---------- EXTRACTED DATA

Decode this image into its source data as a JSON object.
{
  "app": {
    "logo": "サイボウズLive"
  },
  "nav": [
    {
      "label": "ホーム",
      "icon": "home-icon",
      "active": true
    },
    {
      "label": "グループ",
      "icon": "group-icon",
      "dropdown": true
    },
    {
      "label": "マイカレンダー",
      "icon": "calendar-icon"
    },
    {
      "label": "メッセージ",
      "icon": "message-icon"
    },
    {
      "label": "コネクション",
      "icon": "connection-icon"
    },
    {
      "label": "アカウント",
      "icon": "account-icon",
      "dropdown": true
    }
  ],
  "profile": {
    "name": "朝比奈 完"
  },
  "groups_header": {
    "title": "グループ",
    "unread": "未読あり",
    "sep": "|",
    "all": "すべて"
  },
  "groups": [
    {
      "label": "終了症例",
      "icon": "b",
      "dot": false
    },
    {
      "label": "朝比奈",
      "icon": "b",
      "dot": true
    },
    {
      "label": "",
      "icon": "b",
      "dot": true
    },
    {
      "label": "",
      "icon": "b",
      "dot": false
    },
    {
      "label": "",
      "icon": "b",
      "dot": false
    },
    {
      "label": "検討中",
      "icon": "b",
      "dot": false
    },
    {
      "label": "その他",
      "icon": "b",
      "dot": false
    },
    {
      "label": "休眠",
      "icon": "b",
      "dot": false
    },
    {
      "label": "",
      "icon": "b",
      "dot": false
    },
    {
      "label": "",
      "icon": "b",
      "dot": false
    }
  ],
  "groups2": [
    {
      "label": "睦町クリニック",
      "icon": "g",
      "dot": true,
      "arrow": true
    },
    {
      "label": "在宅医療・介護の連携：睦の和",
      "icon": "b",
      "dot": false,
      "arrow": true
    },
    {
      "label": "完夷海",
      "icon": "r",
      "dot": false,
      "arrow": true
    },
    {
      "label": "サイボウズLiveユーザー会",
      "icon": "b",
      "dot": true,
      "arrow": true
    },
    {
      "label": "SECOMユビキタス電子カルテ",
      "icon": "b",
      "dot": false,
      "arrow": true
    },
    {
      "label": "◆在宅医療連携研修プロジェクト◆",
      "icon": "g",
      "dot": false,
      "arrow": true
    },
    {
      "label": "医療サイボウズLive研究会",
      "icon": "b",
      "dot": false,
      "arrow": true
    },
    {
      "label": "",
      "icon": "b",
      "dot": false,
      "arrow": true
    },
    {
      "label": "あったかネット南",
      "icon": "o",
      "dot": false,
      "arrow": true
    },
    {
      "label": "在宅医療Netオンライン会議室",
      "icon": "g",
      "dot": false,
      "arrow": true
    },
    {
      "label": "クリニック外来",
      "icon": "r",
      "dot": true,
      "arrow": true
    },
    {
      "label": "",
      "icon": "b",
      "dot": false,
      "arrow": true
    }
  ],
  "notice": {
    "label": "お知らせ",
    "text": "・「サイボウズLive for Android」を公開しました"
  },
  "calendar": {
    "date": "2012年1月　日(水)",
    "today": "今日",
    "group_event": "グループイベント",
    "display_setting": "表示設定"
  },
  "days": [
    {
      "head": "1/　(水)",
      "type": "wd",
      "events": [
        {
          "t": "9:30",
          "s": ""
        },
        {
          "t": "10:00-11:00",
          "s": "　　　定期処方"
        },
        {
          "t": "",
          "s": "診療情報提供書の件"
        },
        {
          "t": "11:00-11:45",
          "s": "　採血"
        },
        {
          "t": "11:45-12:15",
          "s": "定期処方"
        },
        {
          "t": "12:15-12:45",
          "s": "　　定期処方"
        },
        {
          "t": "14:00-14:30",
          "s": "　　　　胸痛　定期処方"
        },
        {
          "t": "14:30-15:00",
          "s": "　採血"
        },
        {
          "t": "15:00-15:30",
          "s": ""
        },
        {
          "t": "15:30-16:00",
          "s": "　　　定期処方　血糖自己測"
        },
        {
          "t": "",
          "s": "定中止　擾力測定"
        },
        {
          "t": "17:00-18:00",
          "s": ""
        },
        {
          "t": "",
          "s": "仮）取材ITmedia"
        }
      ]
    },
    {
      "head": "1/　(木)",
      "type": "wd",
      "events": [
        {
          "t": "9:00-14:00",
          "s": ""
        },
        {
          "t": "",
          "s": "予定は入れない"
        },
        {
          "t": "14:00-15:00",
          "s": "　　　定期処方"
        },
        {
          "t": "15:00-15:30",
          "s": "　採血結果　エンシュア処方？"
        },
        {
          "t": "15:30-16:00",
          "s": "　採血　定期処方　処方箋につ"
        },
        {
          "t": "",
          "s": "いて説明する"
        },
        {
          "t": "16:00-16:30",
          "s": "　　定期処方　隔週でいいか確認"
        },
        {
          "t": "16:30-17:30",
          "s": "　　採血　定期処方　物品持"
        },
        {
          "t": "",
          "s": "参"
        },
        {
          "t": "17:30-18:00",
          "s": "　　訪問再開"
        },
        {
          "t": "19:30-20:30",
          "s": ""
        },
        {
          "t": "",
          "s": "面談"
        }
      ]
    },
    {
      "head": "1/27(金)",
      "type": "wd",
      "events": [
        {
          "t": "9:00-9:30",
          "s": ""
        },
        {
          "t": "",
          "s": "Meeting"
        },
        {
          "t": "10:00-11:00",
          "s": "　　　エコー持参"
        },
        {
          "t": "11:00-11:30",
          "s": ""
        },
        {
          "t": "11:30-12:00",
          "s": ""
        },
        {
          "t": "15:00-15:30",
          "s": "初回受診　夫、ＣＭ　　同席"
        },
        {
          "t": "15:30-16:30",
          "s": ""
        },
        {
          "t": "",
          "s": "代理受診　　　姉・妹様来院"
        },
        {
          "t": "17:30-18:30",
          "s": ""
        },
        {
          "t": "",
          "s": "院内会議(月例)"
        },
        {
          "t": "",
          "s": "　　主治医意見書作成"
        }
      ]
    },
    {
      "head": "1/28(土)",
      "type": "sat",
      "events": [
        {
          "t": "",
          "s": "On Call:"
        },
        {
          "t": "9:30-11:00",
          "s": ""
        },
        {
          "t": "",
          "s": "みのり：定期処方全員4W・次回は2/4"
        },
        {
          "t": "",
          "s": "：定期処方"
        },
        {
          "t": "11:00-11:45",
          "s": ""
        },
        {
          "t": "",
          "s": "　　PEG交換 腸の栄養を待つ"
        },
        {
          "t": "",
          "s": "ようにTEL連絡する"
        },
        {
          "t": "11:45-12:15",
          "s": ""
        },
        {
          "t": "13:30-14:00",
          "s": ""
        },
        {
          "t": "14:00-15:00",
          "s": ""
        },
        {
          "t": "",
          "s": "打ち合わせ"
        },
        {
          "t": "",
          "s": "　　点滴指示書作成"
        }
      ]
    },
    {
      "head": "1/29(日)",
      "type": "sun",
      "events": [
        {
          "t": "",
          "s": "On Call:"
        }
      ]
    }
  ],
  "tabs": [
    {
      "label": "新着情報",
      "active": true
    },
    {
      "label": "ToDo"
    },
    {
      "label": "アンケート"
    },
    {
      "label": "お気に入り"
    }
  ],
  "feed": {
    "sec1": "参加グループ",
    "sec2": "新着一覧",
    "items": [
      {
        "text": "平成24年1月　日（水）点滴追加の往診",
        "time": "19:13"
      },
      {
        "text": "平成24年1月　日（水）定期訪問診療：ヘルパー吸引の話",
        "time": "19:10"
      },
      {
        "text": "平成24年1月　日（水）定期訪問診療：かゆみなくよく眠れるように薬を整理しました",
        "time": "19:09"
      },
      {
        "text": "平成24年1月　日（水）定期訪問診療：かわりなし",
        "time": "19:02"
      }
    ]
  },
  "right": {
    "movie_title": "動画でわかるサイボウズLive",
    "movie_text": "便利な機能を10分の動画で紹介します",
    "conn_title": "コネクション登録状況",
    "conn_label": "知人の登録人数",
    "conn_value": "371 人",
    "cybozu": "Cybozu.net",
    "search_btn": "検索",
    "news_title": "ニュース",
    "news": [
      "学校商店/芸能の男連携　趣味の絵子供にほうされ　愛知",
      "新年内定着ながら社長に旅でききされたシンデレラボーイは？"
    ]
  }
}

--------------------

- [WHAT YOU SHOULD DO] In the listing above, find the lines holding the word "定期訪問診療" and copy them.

- [YOUR RESPONSE]
        "text": "平成24年1月　日（水）定期訪問診療：ヘルパー吸引の話",
        "text": "平成24年1月　日（水）定期訪問診療：かゆみなくよく眠れるように薬を整理しました",
        "text": "平成24年1月　日（水）定期訪問診療：かわりなし",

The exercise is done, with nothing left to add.